- **WORK ITEM**
Return only those lines of the records below in which "Today" appears.
THE DATA section start
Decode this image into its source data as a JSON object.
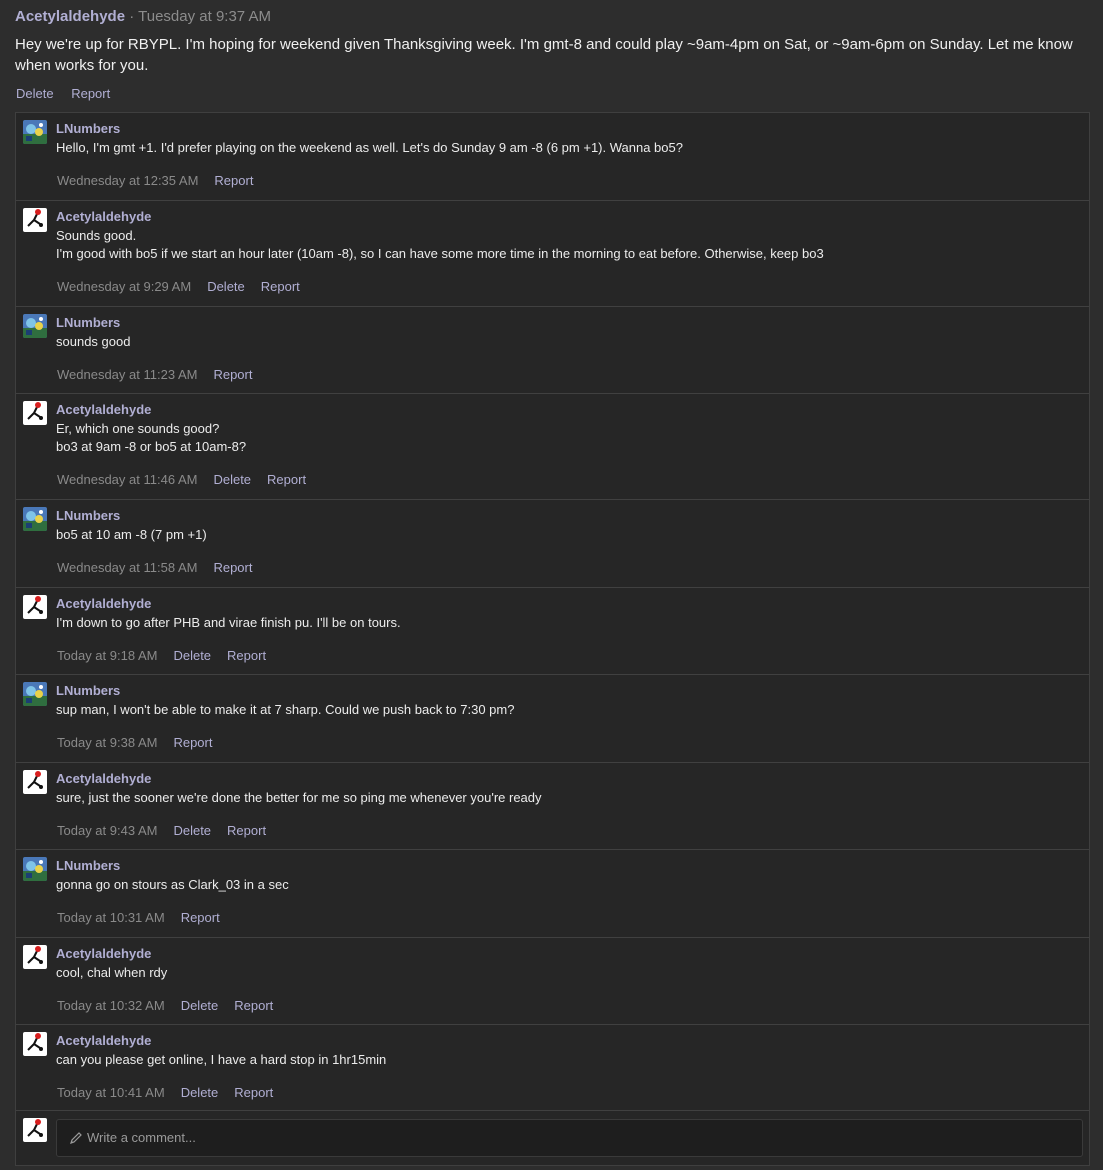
{
  "post": {
    "author": "Acetylaldehyde",
    "separator": "·",
    "time": "Tuesday at 9:37 AM",
    "body": "Hey we're up for RBYPL. I'm hoping for weekend given Thanksgiving week. I'm gmt-8 and could play ~9am-4pm on Sat, or ~9am-6pm on Sunday. Let me know when works for you.",
    "delete_label": "Delete",
    "report_label": "Report"
  },
  "comments": [
    {
      "author": "LNumbers",
      "avatar": "pokemon-scene-avatar",
      "lines": [
        "Hello, I'm gmt +1. I'd prefer playing on the weekend as well. Let's do Sunday 9 am -8 (6 pm +1). Wanna bo5?"
      ],
      "time": "Wednesday at 12:35 AM",
      "actions": [
        "Report"
      ]
    },
    {
      "author": "Acetylaldehyde",
      "avatar": "molecule-avatar",
      "lines": [
        "Sounds good.",
        "I'm good with bo5 if we start an hour later (10am -8), so I can have some more time in the morning to eat before. Otherwise, keep bo3"
      ],
      "time": "Wednesday at 9:29 AM",
      "actions": [
        "Delete",
        "Report"
      ]
    },
    {
      "author": "LNumbers",
      "avatar": "pokemon-scene-avatar",
      "lines": [
        "sounds good"
      ],
      "time": "Wednesday at 11:23 AM",
      "actions": [
        "Report"
      ]
    },
    {
      "author": "Acetylaldehyde",
      "avatar": "molecule-avatar",
      "lines": [
        "Er, which one sounds good?",
        "bo3 at 9am -8 or bo5 at 10am-8?"
      ],
      "time": "Wednesday at 11:46 AM",
      "actions": [
        "Delete",
        "Report"
      ]
    },
    {
      "author": "LNumbers",
      "avatar": "pokemon-scene-avatar",
      "lines": [
        "bo5 at 10 am -8 (7 pm +1)"
      ],
      "time": "Wednesday at 11:58 AM",
      "actions": [
        "Report"
      ]
    },
    {
      "author": "Acetylaldehyde",
      "avatar": "molecule-avatar",
      "lines": [
        "I'm down to go after PHB and virae finish pu. I'll be on tours."
      ],
      "time": "Today at 9:18 AM",
      "actions": [
        "Delete",
        "Report"
      ]
    },
    {
      "author": "LNumbers",
      "avatar": "pokemon-scene-avatar",
      "lines": [
        "sup man, I won't be able to make it at 7 sharp. Could we push back to 7:30 pm?"
      ],
      "time": "Today at 9:38 AM",
      "actions": [
        "Report"
      ]
    },
    {
      "author": "Acetylaldehyde",
      "avatar": "molecule-avatar",
      "lines": [
        "sure, just the sooner we're done the better for me so ping me whenever you're ready"
      ],
      "time": "Today at 9:43 AM",
      "actions": [
        "Delete",
        "Report"
      ]
    },
    {
      "author": "LNumbers",
      "avatar": "pokemon-scene-avatar",
      "lines": [
        "gonna go on stours as Clark_03 in a sec"
      ],
      "time": "Today at 10:31 AM",
      "actions": [
        "Report"
      ]
    },
    {
      "author": "Acetylaldehyde",
      "avatar": "molecule-avatar",
      "lines": [
        "cool, chal when rdy"
      ],
      "time": "Today at 10:32 AM",
      "actions": [
        "Delete",
        "Report"
      ]
    },
    {
      "author": "Acetylaldehyde",
      "avatar": "molecule-avatar",
      "lines": [
        "can you please get online, I have a hard stop in 1hr15min"
      ],
      "time": "Today at 10:41 AM",
      "actions": [
        "Delete",
        "Report"
      ]
    }
  ],
  "compose": {
    "placeholder": "Write a comment...",
    "icon": "pencil-icon"
  },
  "colors": {
    "accent": "#b1afd3",
    "background": "#2d2d2d",
    "panel": "#262626",
    "muted": "#8a8a8a"
  }
}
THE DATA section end
- **EXERCISE RESULT**
      "time": "Today at 9:18 AM",
      "time": "Today at 9:38 AM",
      "time": "Today at 9:43 AM",
      "time": "Today at 10:31 AM",
      "time": "Today at 10:32 AM",
      "time": "Today at 10:41 AM",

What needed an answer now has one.